Just wondering whether there are any safe, simple and cost effective ways that a homeowner in a cold climate could use the heat produced by an atmospheric vented hot water heater as an emergency heat source during a power outage.  With recent power outages in US and Canada, that c/b a good thing.



I was looking at the local gas/plumbing codes and it looks like a homeowner can use a hot water tank for both potable water and space heating, as long as (1) the HWT is rated for both potable and space heating purposes, (2) the combined length of the supply and return pipe to the heat emitter is 50 feet or less, (3) potable water circulates through the whole heating circuit at least once every 24 hours, and (4) all components in the heating circuit have never been exposed to toxic chemicals.  While a heat exchanger would qualify as the heat emitter for code purposes, I'm looking for a simpler/lower-cost alternative.



At first glance, as long as one buys an atmospheric vented hot water tank rated for both potable and space heating purposes (e.g. John Woods 75 gallon light duty commercial), it looks like one could run 3/4 inch supply and return piping to a big old radiator, perhaps in central location on  main floor to create gravity fed circulation.  And then use the valves in the big old radiator to keep potable water circulating through that circuit back to the HWT.  While not ideal, some heat is way better than no heat when it's minus 25 degrees Celsius outside (which is about -13 degrees Fahrenheit).

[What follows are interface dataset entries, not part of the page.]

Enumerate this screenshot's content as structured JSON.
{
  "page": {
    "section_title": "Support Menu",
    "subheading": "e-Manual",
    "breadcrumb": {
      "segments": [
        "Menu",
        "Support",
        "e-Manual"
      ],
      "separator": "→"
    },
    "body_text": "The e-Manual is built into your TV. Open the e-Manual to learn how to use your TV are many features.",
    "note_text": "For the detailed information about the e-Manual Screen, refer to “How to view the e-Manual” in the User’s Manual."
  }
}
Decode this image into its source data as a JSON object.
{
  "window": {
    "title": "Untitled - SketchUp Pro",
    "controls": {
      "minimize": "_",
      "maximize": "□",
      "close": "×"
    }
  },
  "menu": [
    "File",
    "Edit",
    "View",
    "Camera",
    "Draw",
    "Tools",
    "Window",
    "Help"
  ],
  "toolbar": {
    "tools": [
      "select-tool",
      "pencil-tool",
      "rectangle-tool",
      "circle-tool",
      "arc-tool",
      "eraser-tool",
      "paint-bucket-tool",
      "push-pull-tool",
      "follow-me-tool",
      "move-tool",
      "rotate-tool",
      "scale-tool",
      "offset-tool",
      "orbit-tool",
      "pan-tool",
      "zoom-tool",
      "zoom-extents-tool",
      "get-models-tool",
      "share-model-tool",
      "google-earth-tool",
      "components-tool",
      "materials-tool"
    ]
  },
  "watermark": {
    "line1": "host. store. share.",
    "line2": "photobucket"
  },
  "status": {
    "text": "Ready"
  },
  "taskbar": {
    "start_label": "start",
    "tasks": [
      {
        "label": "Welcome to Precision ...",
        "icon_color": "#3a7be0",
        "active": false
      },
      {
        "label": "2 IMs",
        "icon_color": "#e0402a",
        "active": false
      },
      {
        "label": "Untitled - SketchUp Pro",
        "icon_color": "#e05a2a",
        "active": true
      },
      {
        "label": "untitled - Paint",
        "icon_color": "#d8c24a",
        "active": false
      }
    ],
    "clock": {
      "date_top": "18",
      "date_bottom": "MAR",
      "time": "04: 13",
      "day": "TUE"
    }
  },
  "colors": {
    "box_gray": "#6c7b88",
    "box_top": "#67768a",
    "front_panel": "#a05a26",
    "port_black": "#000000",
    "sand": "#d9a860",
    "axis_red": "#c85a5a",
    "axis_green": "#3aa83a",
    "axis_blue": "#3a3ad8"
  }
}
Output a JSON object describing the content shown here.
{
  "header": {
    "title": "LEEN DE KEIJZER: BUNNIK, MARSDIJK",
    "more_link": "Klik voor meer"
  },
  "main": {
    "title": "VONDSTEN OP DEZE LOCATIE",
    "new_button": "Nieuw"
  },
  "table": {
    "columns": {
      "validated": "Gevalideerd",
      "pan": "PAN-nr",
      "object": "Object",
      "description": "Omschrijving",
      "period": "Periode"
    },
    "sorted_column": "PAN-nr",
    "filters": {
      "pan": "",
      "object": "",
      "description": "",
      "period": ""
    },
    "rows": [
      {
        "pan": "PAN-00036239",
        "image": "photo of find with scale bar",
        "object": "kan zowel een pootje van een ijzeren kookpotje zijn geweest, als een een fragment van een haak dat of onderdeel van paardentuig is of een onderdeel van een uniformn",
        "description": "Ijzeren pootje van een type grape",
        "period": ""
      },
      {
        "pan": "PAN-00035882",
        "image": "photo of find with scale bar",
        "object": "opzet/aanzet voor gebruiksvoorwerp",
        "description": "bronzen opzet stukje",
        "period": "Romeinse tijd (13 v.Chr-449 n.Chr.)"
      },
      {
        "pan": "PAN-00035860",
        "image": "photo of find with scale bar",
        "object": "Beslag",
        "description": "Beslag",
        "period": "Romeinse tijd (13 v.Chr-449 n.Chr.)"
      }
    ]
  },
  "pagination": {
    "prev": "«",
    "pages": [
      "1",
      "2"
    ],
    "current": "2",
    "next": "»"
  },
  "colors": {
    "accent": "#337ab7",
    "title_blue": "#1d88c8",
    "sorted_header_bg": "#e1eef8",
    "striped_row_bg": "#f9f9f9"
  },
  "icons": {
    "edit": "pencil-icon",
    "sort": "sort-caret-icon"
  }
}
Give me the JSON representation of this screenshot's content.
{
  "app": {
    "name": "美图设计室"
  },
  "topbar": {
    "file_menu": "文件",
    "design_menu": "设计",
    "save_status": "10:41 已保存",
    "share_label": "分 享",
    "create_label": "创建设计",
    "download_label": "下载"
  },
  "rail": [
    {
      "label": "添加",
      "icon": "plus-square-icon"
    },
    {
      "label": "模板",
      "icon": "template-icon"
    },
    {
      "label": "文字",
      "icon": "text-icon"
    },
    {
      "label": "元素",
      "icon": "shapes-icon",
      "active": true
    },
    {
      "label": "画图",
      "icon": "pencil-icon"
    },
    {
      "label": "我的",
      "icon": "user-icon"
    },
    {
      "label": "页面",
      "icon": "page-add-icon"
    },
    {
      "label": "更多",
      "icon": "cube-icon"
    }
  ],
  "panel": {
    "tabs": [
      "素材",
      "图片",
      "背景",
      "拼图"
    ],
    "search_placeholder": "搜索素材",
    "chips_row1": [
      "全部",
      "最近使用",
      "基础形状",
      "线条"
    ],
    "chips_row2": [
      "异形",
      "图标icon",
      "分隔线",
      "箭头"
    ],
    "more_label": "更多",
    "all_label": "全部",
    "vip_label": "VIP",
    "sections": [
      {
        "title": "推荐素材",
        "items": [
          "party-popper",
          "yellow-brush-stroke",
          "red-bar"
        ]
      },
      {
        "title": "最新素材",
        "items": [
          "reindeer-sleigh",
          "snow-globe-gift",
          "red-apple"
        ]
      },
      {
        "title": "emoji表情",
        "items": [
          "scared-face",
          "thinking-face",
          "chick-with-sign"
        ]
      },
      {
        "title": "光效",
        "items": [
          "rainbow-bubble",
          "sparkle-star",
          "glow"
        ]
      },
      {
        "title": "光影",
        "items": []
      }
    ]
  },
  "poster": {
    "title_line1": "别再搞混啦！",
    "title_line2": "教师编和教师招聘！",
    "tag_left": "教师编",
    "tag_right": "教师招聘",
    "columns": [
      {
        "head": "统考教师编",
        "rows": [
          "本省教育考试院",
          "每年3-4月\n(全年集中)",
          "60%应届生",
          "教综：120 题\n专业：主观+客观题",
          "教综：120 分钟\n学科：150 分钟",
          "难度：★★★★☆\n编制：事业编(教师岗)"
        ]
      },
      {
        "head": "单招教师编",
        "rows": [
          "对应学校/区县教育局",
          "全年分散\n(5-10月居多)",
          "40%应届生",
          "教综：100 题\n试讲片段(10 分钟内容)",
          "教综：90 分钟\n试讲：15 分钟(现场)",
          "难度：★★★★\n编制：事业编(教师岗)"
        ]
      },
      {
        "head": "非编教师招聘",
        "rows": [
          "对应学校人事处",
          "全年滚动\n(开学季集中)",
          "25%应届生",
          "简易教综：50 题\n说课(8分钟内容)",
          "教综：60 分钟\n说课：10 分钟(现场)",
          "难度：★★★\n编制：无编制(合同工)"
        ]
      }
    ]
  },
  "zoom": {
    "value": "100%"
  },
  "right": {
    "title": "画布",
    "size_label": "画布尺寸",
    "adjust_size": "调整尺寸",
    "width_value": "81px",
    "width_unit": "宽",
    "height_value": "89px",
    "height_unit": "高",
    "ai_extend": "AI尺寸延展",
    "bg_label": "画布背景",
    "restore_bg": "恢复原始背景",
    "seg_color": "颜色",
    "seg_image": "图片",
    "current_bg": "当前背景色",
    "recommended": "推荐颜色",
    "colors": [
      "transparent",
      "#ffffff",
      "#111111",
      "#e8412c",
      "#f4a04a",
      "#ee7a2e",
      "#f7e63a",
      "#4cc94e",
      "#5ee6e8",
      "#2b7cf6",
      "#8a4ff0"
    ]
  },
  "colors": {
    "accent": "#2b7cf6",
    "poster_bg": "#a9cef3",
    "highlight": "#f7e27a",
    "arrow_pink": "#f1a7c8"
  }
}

Helpful suggestions/tips, particularly from those who've done something similar, much appreciated.  Thanks.



BTW, primary heat source in residence is a natural gas furnace that requires electricity from the local power company to run.